In this case, the individual was named on the insider list but she had no business need to access the information. However, she did access it, and she passed it on to an individual who used it to trade in contracts for difference (CfDs) referenced to the issuer’s securities.

The FCA also notes that it frequently encounters instances of insider lists omitting the names of people who have been provided with or accessed inside information. It clarifies that firms must take active measures to restrict access to inside information, and that it regards any failure to respond effectively to questions on insider lists as indicative of underlying weaknesses in controls.

When storing and providing inside information, issuers and advisers should consider the following:

  • Who am I proposing to disclose inside information to? Does that person need to know that information to carry out their duties? Are they listed on the insider list?
  • Is there anyone on the insider list who does not realistically need access to inside information? If so, they should be removed so that inside information is not subsequently and inadvertently disclosed or made available to them in breach of law.
  • Is there anyone on the insider list who does not actually have access to inside information? If so, the list may not be (to use the FCA’s words) “fit for purpose”.
  • If I maintain a “permanent insider list”, is there a good and obvious reason why each person named on that list appears on it? A permanent insider list should not simply blanket-list all members of a firm’s compliance or risk department.
  • Are there controls in place to stop people accessing inside information? Has it been segregated from any general team folders?
  • In particular, if the information is in electronic form, who is able to see it? Where possible, have file, folder and directory names been “coded” so that members of the IT department can carry out their work without access to inside information?
  • Do I have a procedure for regularly reviewing who should have access to inside information?

Other items

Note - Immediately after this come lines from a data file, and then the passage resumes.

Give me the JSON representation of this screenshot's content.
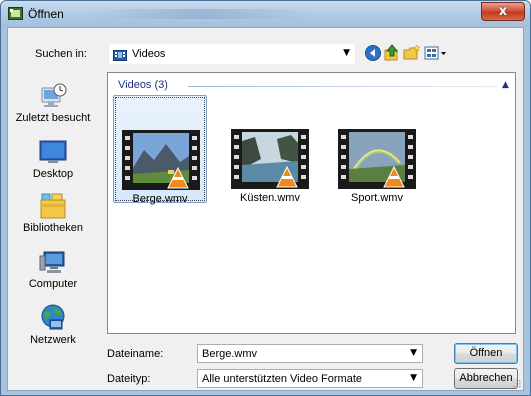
{
  "window": {
    "title": "Öffnen",
    "close_label": "x"
  },
  "lookin": {
    "label": "Suchen in:",
    "value": "Videos"
  },
  "toolbar": {
    "back_icon": "back-icon",
    "up_icon": "up-folder-icon",
    "new_folder_icon": "new-folder-icon",
    "views_icon": "views-menu-icon"
  },
  "places": [
    {
      "label": "Zuletzt besucht",
      "icon": "recent-places-icon"
    },
    {
      "label": "Desktop",
      "icon": "desktop-icon"
    },
    {
      "label": "Bibliotheken",
      "icon": "libraries-icon"
    },
    {
      "label": "Computer",
      "icon": "computer-icon"
    },
    {
      "label": "Netzwerk",
      "icon": "network-icon"
    }
  ],
  "filelist": {
    "group_header": "Videos (3)",
    "files": [
      {
        "name": "Berge.wmv",
        "selected": true
      },
      {
        "name": "Küsten.wmv",
        "selected": false
      },
      {
        "name": "Sport.wmv",
        "selected": false
      }
    ]
  },
  "filename": {
    "label": "Dateiname:",
    "value": "Berge.wmv"
  },
  "filetype": {
    "label": "Dateityp:",
    "value": "Alle unterstützten Video Formate"
  },
  "buttons": {
    "open": "Öffnen",
    "cancel": "Abbrechen"
  },
  "colors": {
    "titlebar": "#b4cce6",
    "selection": "#d7e8fc",
    "group_header": "#1e3287",
    "close": "#c23a20"
  }
}
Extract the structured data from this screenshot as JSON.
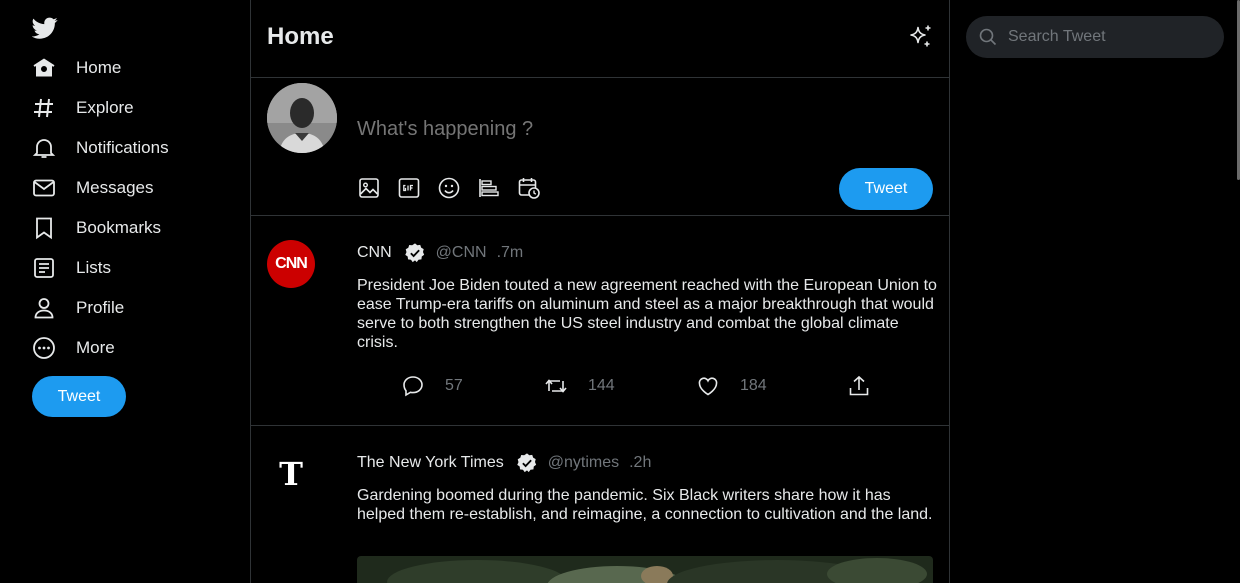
{
  "nav": {
    "items": [
      {
        "label": "Home"
      },
      {
        "label": "Explore"
      },
      {
        "label": "Notifications"
      },
      {
        "label": "Messages"
      },
      {
        "label": "Bookmarks"
      },
      {
        "label": "Lists"
      },
      {
        "label": "Profile"
      },
      {
        "label": "More"
      }
    ],
    "tweet_button": "Tweet"
  },
  "header": {
    "title": "Home"
  },
  "composer": {
    "placeholder": "What's happening ?",
    "tweet_button": "Tweet"
  },
  "tweets": [
    {
      "name": "CNN",
      "handle": "@CNN",
      "time": ".7m",
      "text": "President Joe Biden touted a new agreement reached with the European Union to ease Trump-era tariffs on aluminum and steel as a major breakthrough that would serve to both strengthen the US steel industry and combat the global climate crisis.",
      "replies": "57",
      "retweets": "144",
      "likes": "184",
      "avatar_text": "CNN"
    },
    {
      "name": "The New York Times",
      "handle": "@nytimes",
      "time": ".2h",
      "text": "Gardening boomed during the pandemic. Six Black writers share how it has helped them re-establish, and reimagine, a connection to cultivation and the land.",
      "avatar_text": "T"
    }
  ],
  "search": {
    "placeholder": "Search Tweet"
  },
  "colors": {
    "accent": "#1d9bf0",
    "background": "#000000",
    "border": "#2f3336",
    "muted": "#71767b",
    "cnn_red": "#cc0000"
  }
}
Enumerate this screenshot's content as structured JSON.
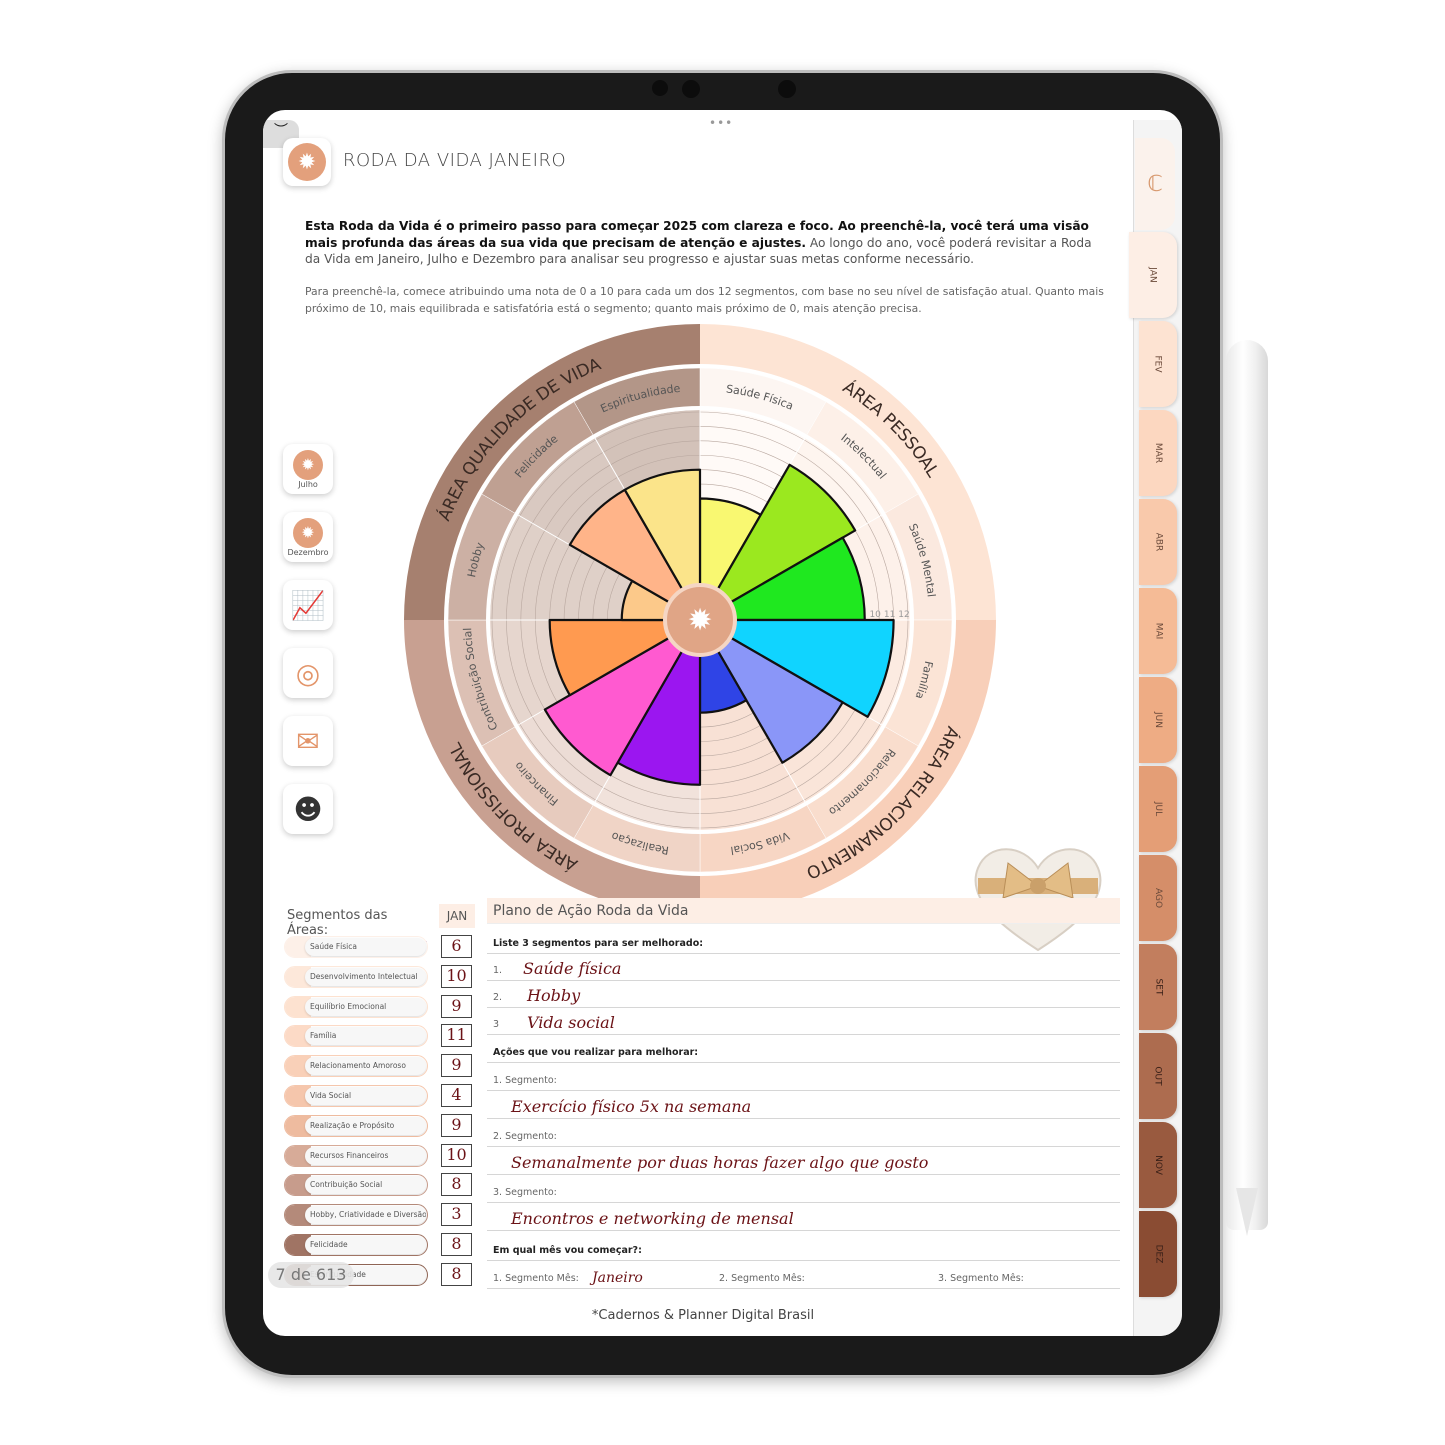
{
  "header": {
    "title": "RODA DA VIDA JANEIRO"
  },
  "intro": {
    "bold": "Esta Roda da Vida é o primeiro passo para começar 2025 com clareza e foco. Ao preenchê-la, você terá uma visão mais profunda das áreas da sua vida que precisam de atenção e ajustes.",
    "rest": " Ao longo do ano, você poderá revisitar a Roda da Vida em Janeiro, Julho e Dezembro para analisar seu progresso e ajustar suas metas conforme necessário.",
    "instructions": "Para preenchê-la, comece atribuindo uma nota de 0 a 10 para cada um dos 12 segmentos, com base no seu nível de satisfação atual. Quanto mais próximo de 10, mais equilibrada e satisfatória está o segmento; quanto mais próximo de 0, mais atenção precisa."
  },
  "sidebar": [
    {
      "label": "Julho",
      "icon": "sun-icon"
    },
    {
      "label": "Dezembro",
      "icon": "sun-icon"
    },
    {
      "label": "",
      "icon": "growth-chart-icon"
    },
    {
      "label": "",
      "icon": "target-icon"
    },
    {
      "label": "",
      "icon": "envelope-heart-icon"
    },
    {
      "label": "",
      "icon": "robot-icon"
    }
  ],
  "chart_data": {
    "type": "polar-bar",
    "scale_max": 12,
    "scale_ticks": [
      "10",
      "11",
      "12"
    ],
    "areas": [
      {
        "name": "ÁREA PESSOAL",
        "color": "#fde4d4"
      },
      {
        "name": "ÁREA RELACIONAMENTO",
        "color": "#f8cfb9"
      },
      {
        "name": "ÁREA PROFISSIONAL",
        "color": "#c8a091"
      },
      {
        "name": "ÁREA QUALIDADE DE VIDA",
        "color": "#a6806f"
      }
    ],
    "segments": [
      {
        "label": "Saúde Física",
        "value": 6,
        "color": "#f9f871"
      },
      {
        "label": "Intelectual",
        "value": 10,
        "color": "#9be81f"
      },
      {
        "label": "Saúde Mental",
        "value": 9,
        "color": "#1fe81f"
      },
      {
        "label": "Família",
        "value": 11,
        "color": "#10d4ff"
      },
      {
        "label": "Relacionamento",
        "value": 9,
        "color": "#8a96f8"
      },
      {
        "label": "Vida Social",
        "value": 4,
        "color": "#2f44e6"
      },
      {
        "label": "Realizaçao",
        "value": 9,
        "color": "#9b16f0"
      },
      {
        "label": "Financeiro",
        "value": 10,
        "color": "#ff5ad0"
      },
      {
        "label": "Contribuição Social",
        "value": 8,
        "color": "#ff9a50"
      },
      {
        "label": "Hobby",
        "value": 3,
        "color": "#fcc98a"
      },
      {
        "label": "Felicidade",
        "value": 8,
        "color": "#ffb489"
      },
      {
        "label": "Espiritualidade",
        "value": 8,
        "color": "#fbe48a"
      }
    ]
  },
  "segments_table": {
    "title": "Segmentos das Áreas:",
    "month": "JAN",
    "rows": [
      {
        "label": "Saúde Física",
        "value": "6"
      },
      {
        "label": "Desenvolvimento Intelectual",
        "value": "10"
      },
      {
        "label": "Equilíbrio Emocional",
        "value": "9"
      },
      {
        "label": "Família",
        "value": "11"
      },
      {
        "label": "Relacionamento Amoroso",
        "value": "9"
      },
      {
        "label": "Vida Social",
        "value": "4"
      },
      {
        "label": "Realização e Propósito",
        "value": "9"
      },
      {
        "label": "Recursos Financeiros",
        "value": "10"
      },
      {
        "label": "Contribuição Social",
        "value": "8"
      },
      {
        "label": "Hobby, Criatividade e Diversão",
        "value": "3"
      },
      {
        "label": "Felicidade",
        "value": "8"
      },
      {
        "label": "Espiritualidade",
        "value": "8"
      }
    ]
  },
  "page_indicator": "7 de 613",
  "plan": {
    "title": "Plano de Ação Roda da Vida",
    "list_label": "Liste 3 segmentos para ser melhorado:",
    "items": [
      {
        "n": "1.",
        "text": "Saúde física"
      },
      {
        "n": "2.",
        "text": "Hobby"
      },
      {
        "n": "3",
        "text": "Vida social"
      }
    ],
    "actions_label": "Ações que vou realizar para melhorar:",
    "actions": [
      {
        "label": "1. Segmento:",
        "text": "Exercício físico 5x na semana"
      },
      {
        "label": "2. Segmento:",
        "text": "Semanalmente por duas horas fazer algo que gosto"
      },
      {
        "label": "3. Segmento:",
        "text": "Encontros e networking de mensal"
      }
    ],
    "month_label": "Em qual mês vou começar?:",
    "months": [
      {
        "label": "1.  Segmento Mês:",
        "text": "Janeiro"
      },
      {
        "label": "2. Segmento Mês:",
        "text": ""
      },
      {
        "label": "3. Segmento Mês:",
        "text": ""
      }
    ]
  },
  "footer": "*Cadernos & Planner Digital Brasil",
  "tabs": [
    {
      "label": "JAN",
      "color": "#fdeee5"
    },
    {
      "label": "FEV",
      "color": "#fde3d2"
    },
    {
      "label": "MAR",
      "color": "#fcd7c0"
    },
    {
      "label": "ABR",
      "color": "#f9c9ab"
    },
    {
      "label": "MAI",
      "color": "#f5bb96"
    },
    {
      "label": "JUN",
      "color": "#eeac84"
    },
    {
      "label": "JUL",
      "color": "#e49e76"
    },
    {
      "label": "AGO",
      "color": "#d58e69"
    },
    {
      "label": "SET",
      "color": "#c27e5e"
    },
    {
      "label": "OUT",
      "color": "#ad6c4f"
    },
    {
      "label": "NOV",
      "color": "#995a3f"
    },
    {
      "label": "DEZ",
      "color": "#8a4c33"
    }
  ]
}
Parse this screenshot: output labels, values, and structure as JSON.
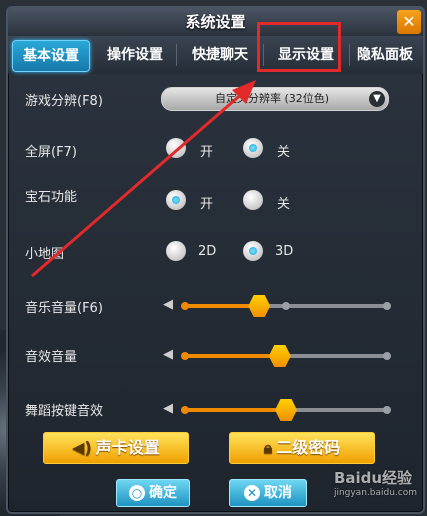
{
  "window": {
    "title": "系统设置",
    "close_glyph": "✕"
  },
  "tabs": [
    "基本设置",
    "操作设置",
    "快捷聊天",
    "显示设置",
    "隐私面板"
  ],
  "settings": {
    "resolution_label": "游戏分辨(F8)",
    "resolution_value": "自定义分辨率 (32位色)",
    "fullscreen_label": "全屏(F7)",
    "fullscreen_on": "开",
    "fullscreen_off": "关",
    "fullscreen_selected": "off",
    "gem_label": "宝石功能",
    "gem_on": "开",
    "gem_off": "关",
    "gem_selected": "on",
    "minimap_label": "小地图",
    "minimap_2d": "2D",
    "minimap_3d": "3D",
    "minimap_selected": "3D"
  },
  "volume": {
    "music_label": "音乐音量(F6)",
    "music_level": 0.37,
    "effects_label": "音效音量",
    "effects_level": 0.47,
    "dance_label": "舞蹈按键音效",
    "dance_level": 0.5
  },
  "buttons": {
    "sound_card": "声卡设置",
    "secondary_password": "二级密码",
    "ok": "确定",
    "cancel": "取消"
  },
  "watermark": {
    "brand": "Baidu经验",
    "url": "jingyan.baidu.com"
  },
  "colors": {
    "accent_orange": "#f08a00",
    "tab_active": "#1e8fc4",
    "annotation_red": "#e32a2a"
  },
  "annotation": {
    "target": "显示设置"
  }
}
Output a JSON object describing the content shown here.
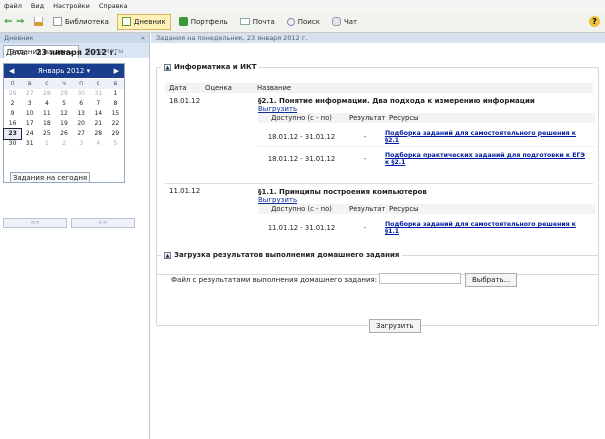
{
  "menu": [
    "файл",
    "Вид",
    "Настройки",
    "Справка"
  ],
  "toolbar": {
    "library": "Библиотека",
    "diary": "Дневник",
    "portfolio": "Портфель",
    "mail": "Почта",
    "search": "Поиск",
    "chat": "Чат"
  },
  "left": {
    "header": "Дневник",
    "tab_active": "Задания на день",
    "tab_other": "Предметы",
    "date_label": "Дата:",
    "date_value": "23 января 2012 г.",
    "month": "Январь 2012",
    "days": [
      "п",
      "в",
      "с",
      "ч",
      "п",
      "с",
      "в"
    ],
    "today": "Задания на сегодня",
    "prev": "<<",
    "next": ">>"
  },
  "main": {
    "breadcrumb": "Задания на понедельник, 23 января 2012 г.",
    "subject": "Информатика и ИКТ",
    "col_date": "Дата",
    "col_grade": "Оценка",
    "col_name": "Название",
    "lessons": [
      {
        "date": "18.01.12",
        "title": "§2.1. Понятие информации. Два подхода к измерению информации",
        "download": "Выгрузить",
        "items": [
          {
            "period": "18.01.12 - 31.01.12",
            "result": "-",
            "resource": "Подборка заданий для самостоятельного решения к §2.1"
          },
          {
            "period": "18.01.12 - 31.01.12",
            "result": "-",
            "resource": "Подборка практических заданий для подготовки к ЕГЭ к §2.1"
          }
        ]
      },
      {
        "date": "11.01.12",
        "title": "§1.1. Принципы построения компьютеров",
        "download": "Выгрузить",
        "items": [
          {
            "period": "11.01.12 - 31.01.12",
            "result": "-",
            "resource": "Подборка заданий для самостоятельного решения к §1.1"
          }
        ]
      }
    ],
    "sub_headers": {
      "available": "Доступно (с - по)",
      "result": "Результат",
      "resources": "Ресурсы"
    },
    "upload": {
      "title": "Загрузка результатов выполнения домашнего задания",
      "label": "Файл с результатами выполнения домашнего задания:",
      "choose": "Выбрать...",
      "submit": "Загрузить"
    }
  }
}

  • Voteholder notifications. The European Securities and Markets Authority (ESMA) has published an updated version of its practical guide to national rules on notifications of major holdings. The guide sets out the percentage threshold in each European Economic Area (EEA) state (other than Liechtenstein) beyond which a person must publicly notify the level of voting rights they hold in a publicly traded entity, and how that notification should be made.
  • Carbon reporting. The Financial Reporting Council (FRC) is consulting on a taxonomy for companies and LLPs that are required to report on energy usage and emissions. The new taxonomy is a supplement to the FRC’s XBRL taxonomy suite and is designed to assist with reporting under the extended reporting regime that came into effect on 1 April 2019.
  • Beneficial owners. The UK Government has published a report on how the UK’s regime for recording persons with significant control (PSCs) has been implemented. The report concludes that most businesses have engaged with the regime, the cost of compliance is relatively small, and many businesses are using the public register to look up information on other businesses.